Pregnancy Q & A

What can I expect during a prenatal visit?

Having routine prenatal exams is important for your health and for the health of your baby.

Your exam will start with measurements of your blood pressure and your weight, along with a review of any symptoms or concerns you may have. Depending on the stage of your pregnancy, Dr. Greenspan may listen to your baby’s heartbeat, measure your belly, or perform an ultrasound.  You’ll also have urinalysis and blood tests throughout your pregnancy to look for signs associated with serious medical risks like infections and diabetes.

At the end of your exam, Dr. Greenspan will discuss what you can expect during the next few weeks of pregnancy as well as steps you can take to stay healthy. He also may recommend additional testing, like genetic screening tests that are offered with just a blood test and/ or an ultrasound.

How often will I need to see Dr. Greenspan during my pregnancy?

Most moms-to-be visit the office once a month during the first 7 months of pregnancy, then every other week until the 36th week, and then every week until you give birth. Women with high-risk pregnancies usually need to see Dr. Greenspan more frequently.

What is a high-risk pregnancy?

Moms-to-be who have high-risk pregnancies have underlying medical issues that pose risks for themselves or for their babies. Some women with high-risk pregnancies may be at a greater risk of miscarriage, premature delivery or other issues, or their babies may be more likely to develop serious complications during delivery or even while they’re still developing in the uterus.

A few complications can result in long-term health problems for the baby. Some of the most common causes of high-risk pregnancies include:

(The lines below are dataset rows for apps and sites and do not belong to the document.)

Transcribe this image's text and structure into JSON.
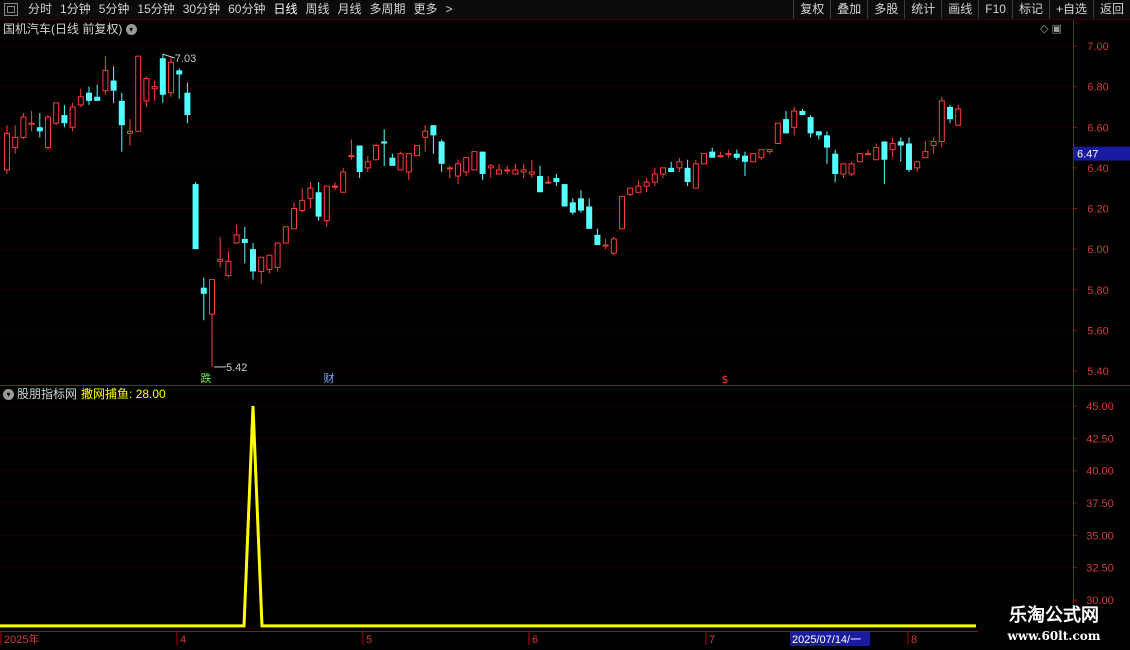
{
  "toolbar": {
    "periods": [
      "分时",
      "1分钟",
      "5分钟",
      "15分钟",
      "30分钟",
      "60分钟",
      "日线",
      "周线",
      "月线",
      "多周期",
      "更多"
    ],
    "active": "日线",
    "more_arrow": ">",
    "buttons": [
      "复权",
      "叠加",
      "多股",
      "统计",
      "画线",
      "F10",
      "标记",
      "+自选",
      "返回"
    ]
  },
  "stock_title": "国机汽车(日线 前复权)",
  "top_icons": "◇ ▣",
  "indicator": {
    "site": "股朋指标网",
    "line_name": "撒网捕鱼",
    "value": ": 28.00"
  },
  "watermark": {
    "line1": "乐淘公式网",
    "line2": "www.60lt.com"
  },
  "colors": {
    "up": "#ff3b3b",
    "down": "#54ffff",
    "axis": "#b40000",
    "grid": "#5a0000",
    "indicator": "#ffff00",
    "date_highlight": "#1a1aa0"
  },
  "chart_data": [
    {
      "type": "candlestick",
      "price_axis": {
        "min": 5.4,
        "max": 7.0,
        "ticks": [
          "7.00",
          "6.80",
          "6.60",
          "6.40",
          "6.20",
          "6.00",
          "5.80",
          "5.60",
          "5.40"
        ]
      },
      "current_price": "6.47",
      "annotations": {
        "high": "7.03",
        "low": "5.42",
        "markers": [
          "跌",
          "财",
          "$"
        ]
      },
      "candles": [
        [
          6.39,
          6.61,
          6.37,
          6.57
        ],
        [
          6.5,
          6.61,
          6.47,
          6.55
        ],
        [
          6.55,
          6.67,
          6.54,
          6.65
        ],
        [
          6.62,
          6.68,
          6.58,
          6.62
        ],
        [
          6.6,
          6.67,
          6.55,
          6.58
        ],
        [
          6.5,
          6.66,
          6.49,
          6.65
        ],
        [
          6.62,
          6.72,
          6.61,
          6.72
        ],
        [
          6.66,
          6.71,
          6.6,
          6.62
        ],
        [
          6.6,
          6.72,
          6.58,
          6.7
        ],
        [
          6.71,
          6.79,
          6.7,
          6.75
        ],
        [
          6.77,
          6.8,
          6.71,
          6.73
        ],
        [
          6.75,
          6.81,
          6.73,
          6.73
        ],
        [
          6.78,
          6.95,
          6.76,
          6.88
        ],
        [
          6.83,
          6.9,
          6.72,
          6.78
        ],
        [
          6.73,
          6.77,
          6.48,
          6.61
        ],
        [
          6.57,
          6.64,
          6.51,
          6.58
        ],
        [
          6.58,
          6.95,
          6.58,
          6.95
        ],
        [
          6.73,
          6.85,
          6.7,
          6.84
        ],
        [
          6.79,
          6.83,
          6.73,
          6.8
        ],
        [
          6.94,
          6.96,
          6.72,
          6.76
        ],
        [
          6.77,
          6.95,
          6.75,
          6.92
        ],
        [
          6.88,
          6.89,
          6.74,
          6.86
        ],
        [
          6.77,
          6.82,
          6.62,
          6.66
        ],
        [
          6.32,
          6.33,
          6.0,
          6.0
        ],
        [
          5.81,
          5.86,
          5.65,
          5.78
        ],
        [
          5.68,
          5.85,
          5.42,
          5.85
        ],
        [
          5.94,
          6.06,
          5.91,
          5.95
        ],
        [
          5.87,
          5.99,
          5.86,
          5.94
        ],
        [
          6.03,
          6.12,
          6.03,
          6.07
        ],
        [
          6.05,
          6.11,
          5.93,
          6.03
        ],
        [
          6.0,
          6.03,
          5.85,
          5.89
        ],
        [
          5.89,
          5.95,
          5.83,
          5.96
        ],
        [
          5.9,
          5.95,
          5.88,
          5.97
        ],
        [
          5.91,
          6.01,
          5.89,
          6.03
        ],
        [
          6.03,
          6.11,
          6.03,
          6.11
        ],
        [
          6.1,
          6.23,
          6.1,
          6.2
        ],
        [
          6.19,
          6.3,
          6.18,
          6.24
        ],
        [
          6.25,
          6.33,
          6.2,
          6.3
        ],
        [
          6.28,
          6.33,
          6.14,
          6.16
        ],
        [
          6.14,
          6.31,
          6.11,
          6.31
        ],
        [
          6.31,
          6.33,
          6.29,
          6.31
        ],
        [
          6.28,
          6.4,
          6.28,
          6.38
        ],
        [
          6.46,
          6.54,
          6.44,
          6.46
        ],
        [
          6.51,
          6.51,
          6.35,
          6.38
        ],
        [
          6.4,
          6.46,
          6.38,
          6.43
        ],
        [
          6.44,
          6.52,
          6.44,
          6.51
        ],
        [
          6.53,
          6.59,
          6.41,
          6.52
        ],
        [
          6.45,
          6.47,
          6.42,
          6.41
        ],
        [
          6.39,
          6.48,
          6.39,
          6.47
        ],
        [
          6.38,
          6.42,
          6.34,
          6.47
        ],
        [
          6.46,
          6.51,
          6.46,
          6.51
        ],
        [
          6.55,
          6.61,
          6.48,
          6.58
        ],
        [
          6.61,
          6.61,
          6.47,
          6.56
        ],
        [
          6.53,
          6.54,
          6.38,
          6.42
        ],
        [
          6.4,
          6.41,
          6.35,
          6.4
        ],
        [
          6.36,
          6.44,
          6.32,
          6.42
        ],
        [
          6.38,
          6.43,
          6.36,
          6.45
        ],
        [
          6.39,
          6.44,
          6.4,
          6.48
        ],
        [
          6.48,
          6.48,
          6.34,
          6.37
        ],
        [
          6.4,
          6.42,
          6.35,
          6.41
        ],
        [
          6.37,
          6.42,
          6.38,
          6.39
        ],
        [
          6.39,
          6.41,
          6.37,
          6.39
        ],
        [
          6.37,
          6.42,
          6.39,
          6.39
        ],
        [
          6.38,
          6.42,
          6.35,
          6.39
        ],
        [
          6.37,
          6.44,
          6.35,
          6.38
        ],
        [
          6.36,
          6.41,
          6.29,
          6.28
        ],
        [
          6.33,
          6.36,
          6.32,
          6.33
        ],
        [
          6.35,
          6.37,
          6.31,
          6.33
        ],
        [
          6.32,
          6.32,
          6.22,
          6.21
        ],
        [
          6.23,
          6.25,
          6.17,
          6.18
        ],
        [
          6.25,
          6.29,
          6.18,
          6.19
        ],
        [
          6.21,
          6.25,
          6.1,
          6.1
        ],
        [
          6.07,
          6.1,
          6.04,
          6.02
        ],
        [
          6.02,
          6.05,
          6.0,
          6.02
        ],
        [
          5.98,
          6.06,
          5.97,
          6.05
        ],
        [
          6.1,
          6.26,
          6.1,
          6.26
        ],
        [
          6.27,
          6.3,
          6.26,
          6.3
        ],
        [
          6.28,
          6.34,
          6.28,
          6.31
        ],
        [
          6.31,
          6.35,
          6.28,
          6.33
        ],
        [
          6.33,
          6.4,
          6.31,
          6.37
        ],
        [
          6.37,
          6.4,
          6.35,
          6.4
        ],
        [
          6.4,
          6.43,
          6.38,
          6.38
        ],
        [
          6.4,
          6.45,
          6.38,
          6.43
        ],
        [
          6.4,
          6.44,
          6.31,
          6.33
        ],
        [
          6.3,
          6.44,
          6.3,
          6.42
        ],
        [
          6.42,
          6.47,
          6.42,
          6.47
        ],
        [
          6.48,
          6.5,
          6.45,
          6.45
        ],
        [
          6.46,
          6.48,
          6.45,
          6.46
        ],
        [
          6.47,
          6.49,
          6.45,
          6.47
        ],
        [
          6.47,
          6.49,
          6.44,
          6.45
        ],
        [
          6.46,
          6.48,
          6.36,
          6.43
        ],
        [
          6.43,
          6.47,
          6.43,
          6.47
        ],
        [
          6.45,
          6.48,
          6.44,
          6.49
        ],
        [
          6.48,
          6.49,
          6.47,
          6.49
        ],
        [
          6.52,
          6.62,
          6.52,
          6.62
        ],
        [
          6.64,
          6.68,
          6.57,
          6.57
        ],
        [
          6.6,
          6.7,
          6.56,
          6.68
        ],
        [
          6.68,
          6.69,
          6.66,
          6.66
        ],
        [
          6.65,
          6.66,
          6.55,
          6.57
        ],
        [
          6.58,
          6.58,
          6.54,
          6.56
        ],
        [
          6.56,
          6.58,
          6.42,
          6.5
        ],
        [
          6.47,
          6.49,
          6.33,
          6.37
        ],
        [
          6.37,
          6.42,
          6.35,
          6.42
        ],
        [
          6.37,
          6.43,
          6.36,
          6.42
        ],
        [
          6.43,
          6.47,
          6.43,
          6.47
        ],
        [
          6.47,
          6.49,
          6.47,
          6.47
        ],
        [
          6.44,
          6.52,
          6.44,
          6.5
        ],
        [
          6.53,
          6.53,
          6.32,
          6.44
        ],
        [
          6.49,
          6.55,
          6.45,
          6.52
        ],
        [
          6.53,
          6.55,
          6.43,
          6.51
        ],
        [
          6.52,
          6.55,
          6.38,
          6.39
        ],
        [
          6.4,
          6.43,
          6.38,
          6.43
        ],
        [
          6.45,
          6.53,
          6.45,
          6.48
        ],
        [
          6.51,
          6.55,
          6.47,
          6.53
        ],
        [
          6.53,
          6.75,
          6.5,
          6.73
        ],
        [
          6.7,
          6.71,
          6.62,
          6.64
        ],
        [
          6.61,
          6.71,
          6.61,
          6.69
        ]
      ]
    },
    {
      "type": "line",
      "name": "撒网捕鱼",
      "value_axis": {
        "min": 30.0,
        "max": 45.0,
        "ticks": [
          "45.00",
          "42.50",
          "40.00",
          "37.50",
          "35.00",
          "32.50",
          "30.00"
        ]
      },
      "baseline": 28.0,
      "spike": {
        "index": 30,
        "value": 45.0
      },
      "x_labels": [
        "2025年",
        "4",
        "5",
        "6",
        "7",
        "2025/07/14/一",
        "8"
      ]
    }
  ]
}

  • Older age
  • Smoking
  • Alcohol and drug abuse
  • Obesity
  • Having high blood pressure, diabetes, or other chronic medical conditions prior to pregnancy
  • Developing high blood pressure or diabetes during pregnancy
  • Having had multiple prior miscarriages
  • Being pregnant with multiples
  • Having certain genetic conditions
  • Some medical treatments: Including radiation and chemotherapy